Writing Global Surveys for Success, Not Failure

Interesting title, don’t you think?

Most companies that take on writing global surveys have failed at it.  Some of them did it once and the never again.  Others are still doing it wrong but since the results they get are what they want, they won’t change for fear of actually finding what their customers think of them.

This is a touchy topic since it is very easy to fall into stereotypes and make generalizations about entire countries or regions, and end up looking like a bigot.  Which, I am not.  Thus, I am not going to point to any specific country or region around the world and say “these people do this” or “those people don’t understand that”.  Instead I am going to point at the more general problems and trends, and we can later work together if you are interested in a specific country or region.

Four key things to remember when doing global surveys:

1. Some people are polite.  Some cultures are too polite to really tell you what you want to know.  The best you will get is a polite response saying things are fine, when they are not.  This means you will learn to write the questions in different ways for those groups, and you will use different scales.  I know of at least one case where a client of mine with a 90% satisfaction score had an attrition ration in excess of 26%!  How did we solve it?  We figured out what questions to ask and what were the best scales to find out what customers really meant.  Trial and error works great in these situations.

2. Some people are brutal.  On the other hand, some people are brutal.  You ask for feedback? no problem, you stink and your product is so bad it hurts me to use it… just like everybody else and all their products!  The key in this situation is to put things in proper perspective.  Sure, the brutal criticism may, just may, be well warranted – but chances are that everybody is getting similar feedback.  So, take the time to put it into perspective.  Try to benchmark your performance against your competitors or even your partners.  Work with a local service provider that can help you understand how your ratings rank in comparison, and work to improve your processes and products, not your scores so much.

3. Languages are all different, literal translations are bad.  Asking someone if they are satisfied with the bad behavior they received from the last interaction is not a good question to lead off a survey.  Alas, I have seen it.  When you construct questions in one language, literal translations sometimes change the meaning of the question in a different language.  The more diverse the languages and differing their grammars and syntax rules, the worse it is.  Do it right, craft new questions with similar meaning in different questions.  However, they don’t have to ranked or rated the same way, nor be the exact same question – why?  See point 4.

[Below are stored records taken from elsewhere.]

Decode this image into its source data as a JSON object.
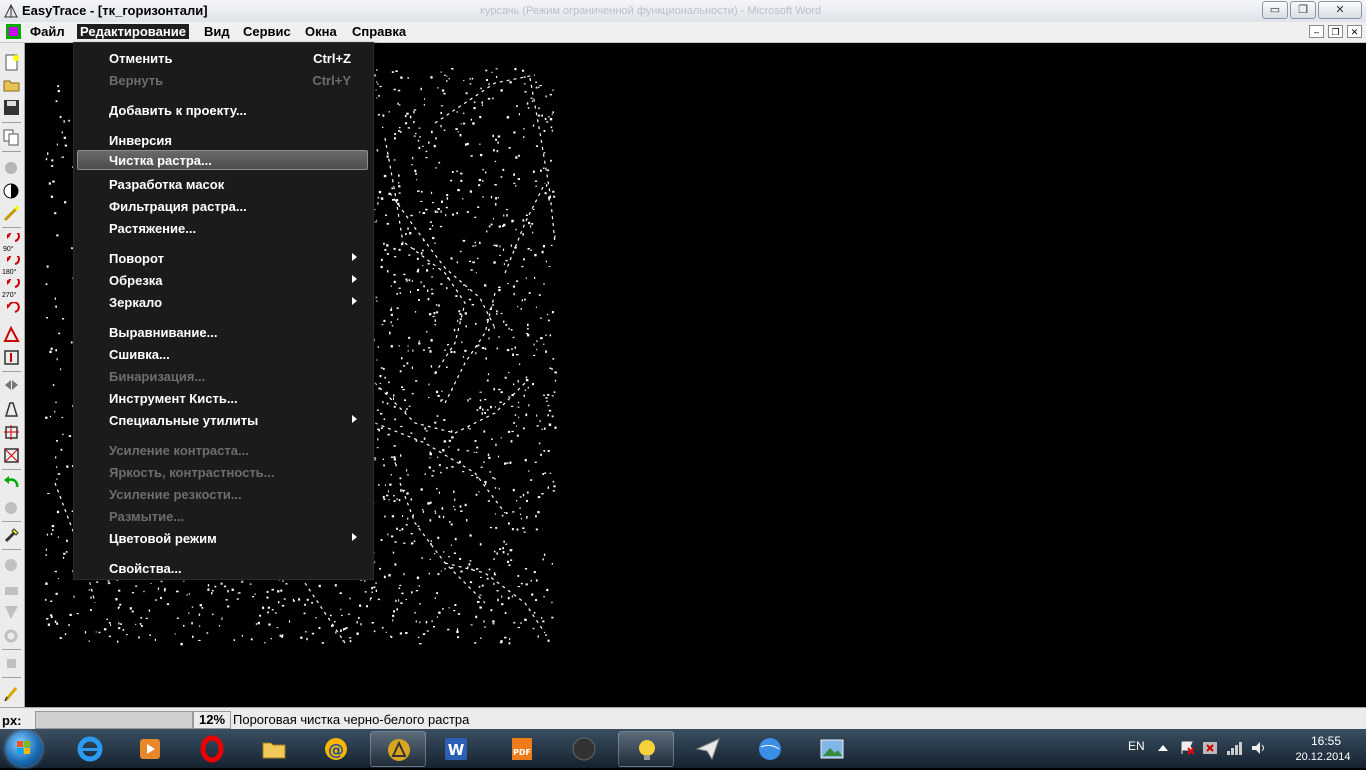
{
  "window": {
    "title": "EasyTrace - [тк_горизонтали]",
    "background_title": "курсачь (Режим ограниченной функциональности) - Microsoft Word",
    "minimize": "▭",
    "maximize": "❐",
    "close": "✕"
  },
  "menubar": {
    "items": [
      "Файл",
      "Редактирование",
      "Вид",
      "Сервис",
      "Окна",
      "Справка"
    ],
    "active_index": 1,
    "mdi_min": "–",
    "mdi_restore": "❐",
    "mdi_close": "✕"
  },
  "edit_menu": {
    "items": [
      {
        "label": "Отменить",
        "shortcut": "Ctrl+Z",
        "enabled": true
      },
      {
        "label": "Вернуть",
        "shortcut": "Ctrl+Y",
        "enabled": false
      },
      {
        "label": "Добавить к проекту...",
        "enabled": true
      },
      {
        "label": "Инверсия",
        "enabled": true
      },
      {
        "label": "Чистка растра...",
        "enabled": true,
        "highlighted": true
      },
      {
        "label": "Разработка масок",
        "enabled": true
      },
      {
        "label": "Фильтрация растра...",
        "enabled": true
      },
      {
        "label": "Растяжение...",
        "enabled": true
      },
      {
        "label": "Поворот",
        "enabled": true,
        "submenu": true
      },
      {
        "label": "Обрезка",
        "enabled": true,
        "submenu": true
      },
      {
        "label": "Зеркало",
        "enabled": true,
        "submenu": true
      },
      {
        "label": "Выравнивание...",
        "enabled": true
      },
      {
        "label": "Сшивка...",
        "enabled": true
      },
      {
        "label": "Бинаризация...",
        "enabled": false
      },
      {
        "label": "Инструмент Кисть...",
        "enabled": true
      },
      {
        "label": "Специальные утилиты",
        "enabled": true,
        "submenu": true
      },
      {
        "label": "Усиление контраста...",
        "enabled": false
      },
      {
        "label": "Яркость, контрастность...",
        "enabled": false
      },
      {
        "label": "Усиление резкости...",
        "enabled": false
      },
      {
        "label": "Размытие...",
        "enabled": false
      },
      {
        "label": "Цветовой режим",
        "enabled": true,
        "submenu": true
      },
      {
        "label": "Свойства...",
        "enabled": true
      }
    ]
  },
  "toolbar": {
    "rotate_90": "90°",
    "rotate_180": "180°",
    "rotate_270": "270°"
  },
  "statusbar": {
    "units": "px:",
    "zoom": "12%",
    "message": "Пороговая чистка черно-белого растра"
  },
  "taskbar": {
    "apps": [
      "internet-explorer",
      "media-player",
      "opera",
      "file-explorer",
      "mail-agent",
      "easytrace",
      "word",
      "pdf-reader",
      "app-dark",
      "lightbulb-app",
      "paper-plane-app",
      "browser-globe",
      "image-viewer"
    ],
    "active_app": "easytrace",
    "language": "EN",
    "time": "16:55",
    "date": "20.12.2014"
  },
  "colors": {
    "menu_bg": "#1b1b1b",
    "highlight": "#5c5c5c",
    "canvas": "#000000"
  }
}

4. Reporting should be detailed, not generalized. Here is the biggest thing about doing global surveys, which I hope you gather from what i said before: each survey should target specifics for each region or country, and as such should be reported separately.  So, even if you use the same questions and scales, do not mix the results of two different locales in the reporting.  Let me say it again – do not mix results.  You probably already knew that, or probably figured out from the earlier points I made – so I won’t preach it again.  OK, just one more time – don’t mix results from different places.  Why? two words: skewed results.

Bottom Line: write your surveys for each region or country in the region or country, using local resources.  Don’t cross-tabulate as scores don’t mean the same in different parts of this world. And make sure you report for each region or country, not across all of them in a single, global score.

Need more? Got something to add?  That is what comments are for… feel free to let me know what you think.